I really loved Pooley's Iona Iverson's Rules for Commuting, so was exciting to pick this up. It's a very similar story of several people from different worlds who are thrown together by an older, eccentric larger-than-life figure. Last time it was Iona and commuters on a train. This time it's artist Julian Jessop and a book "The Authenticity Project" where he tells the truth about himself and then leaves the book in a coffee shop, where it's found and read by the proprietor Monica. She adds to it and leaves it in a wine bar and so on. More people find the book, add to it, and lives of strangers become intertwined. It's a sweet, uplifting story about the importance of community. It's hard not to compare it to Iona because, at the center, it's basically the same story with a different set of characters and setting. Not necessarily a bad thing; I liked them both and it's something I could see myself picking up again. Though end of the day, I prefer Iona
Rating: 4 stars

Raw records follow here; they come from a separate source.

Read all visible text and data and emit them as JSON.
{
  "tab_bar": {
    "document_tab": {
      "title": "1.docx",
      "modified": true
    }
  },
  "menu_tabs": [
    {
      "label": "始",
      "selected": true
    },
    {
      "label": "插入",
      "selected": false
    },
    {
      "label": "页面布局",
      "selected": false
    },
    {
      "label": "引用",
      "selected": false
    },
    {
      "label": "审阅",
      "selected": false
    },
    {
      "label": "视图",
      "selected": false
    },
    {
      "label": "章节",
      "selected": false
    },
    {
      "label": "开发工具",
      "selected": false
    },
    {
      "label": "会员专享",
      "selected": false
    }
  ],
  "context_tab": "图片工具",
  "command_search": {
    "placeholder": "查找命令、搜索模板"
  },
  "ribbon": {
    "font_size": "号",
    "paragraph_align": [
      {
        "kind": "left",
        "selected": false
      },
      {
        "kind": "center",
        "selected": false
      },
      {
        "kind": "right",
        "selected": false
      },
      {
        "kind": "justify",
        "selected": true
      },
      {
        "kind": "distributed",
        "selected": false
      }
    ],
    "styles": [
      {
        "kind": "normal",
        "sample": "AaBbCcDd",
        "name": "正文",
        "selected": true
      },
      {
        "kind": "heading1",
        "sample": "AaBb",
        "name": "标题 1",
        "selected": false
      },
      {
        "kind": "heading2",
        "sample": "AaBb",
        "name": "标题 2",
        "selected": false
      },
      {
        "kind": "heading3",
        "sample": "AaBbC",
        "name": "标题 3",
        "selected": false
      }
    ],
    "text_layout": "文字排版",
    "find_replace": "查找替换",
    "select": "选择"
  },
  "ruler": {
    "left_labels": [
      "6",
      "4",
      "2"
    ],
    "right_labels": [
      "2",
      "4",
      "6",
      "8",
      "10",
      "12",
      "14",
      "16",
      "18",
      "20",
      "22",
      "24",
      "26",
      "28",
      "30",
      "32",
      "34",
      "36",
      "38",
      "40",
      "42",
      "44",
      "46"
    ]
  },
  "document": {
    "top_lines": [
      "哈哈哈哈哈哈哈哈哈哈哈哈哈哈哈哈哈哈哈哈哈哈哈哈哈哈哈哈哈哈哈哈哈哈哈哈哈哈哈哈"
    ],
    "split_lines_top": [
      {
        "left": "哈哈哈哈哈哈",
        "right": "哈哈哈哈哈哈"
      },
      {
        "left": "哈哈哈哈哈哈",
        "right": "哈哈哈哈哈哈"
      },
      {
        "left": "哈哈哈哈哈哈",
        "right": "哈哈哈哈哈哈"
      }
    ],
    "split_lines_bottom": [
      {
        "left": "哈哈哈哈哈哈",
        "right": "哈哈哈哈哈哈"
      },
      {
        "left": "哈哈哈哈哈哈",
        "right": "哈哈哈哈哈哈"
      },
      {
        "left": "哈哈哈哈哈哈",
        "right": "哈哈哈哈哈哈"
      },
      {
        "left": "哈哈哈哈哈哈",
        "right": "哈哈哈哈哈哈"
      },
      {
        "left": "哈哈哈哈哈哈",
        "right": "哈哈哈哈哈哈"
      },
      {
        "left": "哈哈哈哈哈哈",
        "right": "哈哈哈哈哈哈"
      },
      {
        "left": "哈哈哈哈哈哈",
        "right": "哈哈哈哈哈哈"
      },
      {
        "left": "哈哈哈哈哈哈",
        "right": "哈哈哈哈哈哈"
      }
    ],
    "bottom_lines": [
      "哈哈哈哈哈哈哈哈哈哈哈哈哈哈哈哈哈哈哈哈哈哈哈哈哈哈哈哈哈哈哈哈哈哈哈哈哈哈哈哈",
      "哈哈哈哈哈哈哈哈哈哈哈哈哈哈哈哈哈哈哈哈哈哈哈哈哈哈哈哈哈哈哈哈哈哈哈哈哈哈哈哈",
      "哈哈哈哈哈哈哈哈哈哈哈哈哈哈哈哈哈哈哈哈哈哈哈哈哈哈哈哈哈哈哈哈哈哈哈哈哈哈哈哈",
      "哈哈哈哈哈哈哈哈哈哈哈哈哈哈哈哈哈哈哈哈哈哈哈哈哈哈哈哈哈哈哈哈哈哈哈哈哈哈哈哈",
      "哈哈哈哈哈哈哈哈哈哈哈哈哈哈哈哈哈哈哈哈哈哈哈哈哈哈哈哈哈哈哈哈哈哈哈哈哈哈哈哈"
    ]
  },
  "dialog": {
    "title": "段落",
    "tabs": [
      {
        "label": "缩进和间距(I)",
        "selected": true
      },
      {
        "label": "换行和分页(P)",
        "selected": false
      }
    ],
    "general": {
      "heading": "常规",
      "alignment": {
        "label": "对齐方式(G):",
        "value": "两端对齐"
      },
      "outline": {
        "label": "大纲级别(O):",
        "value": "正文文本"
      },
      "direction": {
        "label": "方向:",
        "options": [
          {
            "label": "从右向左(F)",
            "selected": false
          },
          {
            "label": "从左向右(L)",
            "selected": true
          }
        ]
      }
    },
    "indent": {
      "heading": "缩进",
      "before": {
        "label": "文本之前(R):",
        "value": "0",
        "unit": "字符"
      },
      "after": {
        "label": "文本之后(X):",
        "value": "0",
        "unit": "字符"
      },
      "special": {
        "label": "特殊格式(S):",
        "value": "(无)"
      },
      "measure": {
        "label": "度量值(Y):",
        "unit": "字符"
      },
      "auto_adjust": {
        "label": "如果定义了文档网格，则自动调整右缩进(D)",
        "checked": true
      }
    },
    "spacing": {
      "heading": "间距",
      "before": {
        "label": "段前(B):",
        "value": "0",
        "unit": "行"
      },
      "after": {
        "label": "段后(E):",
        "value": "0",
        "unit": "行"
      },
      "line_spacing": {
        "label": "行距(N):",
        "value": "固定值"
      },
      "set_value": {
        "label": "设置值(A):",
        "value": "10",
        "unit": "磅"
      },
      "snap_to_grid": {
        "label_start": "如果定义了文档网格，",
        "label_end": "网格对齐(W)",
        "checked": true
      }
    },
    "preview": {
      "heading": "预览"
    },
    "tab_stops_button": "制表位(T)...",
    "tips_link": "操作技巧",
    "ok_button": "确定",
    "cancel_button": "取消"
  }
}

The Last Devil to Die by Richard Osman
Did you know there was another Thursday Murder Club book? Because I didn't know that when I was browsing my library app for something to read and was very excited to see this and this book did not disappoint. Another murder comes close to the folks at Cooper's Chase. Now the Thursday Murder Club is mixing with shady antiques dealers and drug dealers looking for a missing package. This story includes a lot more chapters focusing on the characters (or really, 2 in particular) separate from the mystery. In another book, this could have hurt the story and hurt the pacing. Here, because I am already in love with the characters, it worked. Was I bawling my eyes out at times? Yes, very much so, which was not anticipated when I picked this up, but again, I love these characters so it is forgiven. Keep the mysteries coming.
Rating: 5 stars

Total pages read


Female authors

BIPOC authors

US authors

Book club books

Book format
audiobook: 100%

Where'd I get the book
Library - 100%

Decade published
2020s - 100%

Resolution books
The Book Eaters is written by a bi-racial author (born in Tx, raised in Hong Kong, now living in UK, per her bio)
The Authenticity Project and The Last Devil to Die are both by UK authors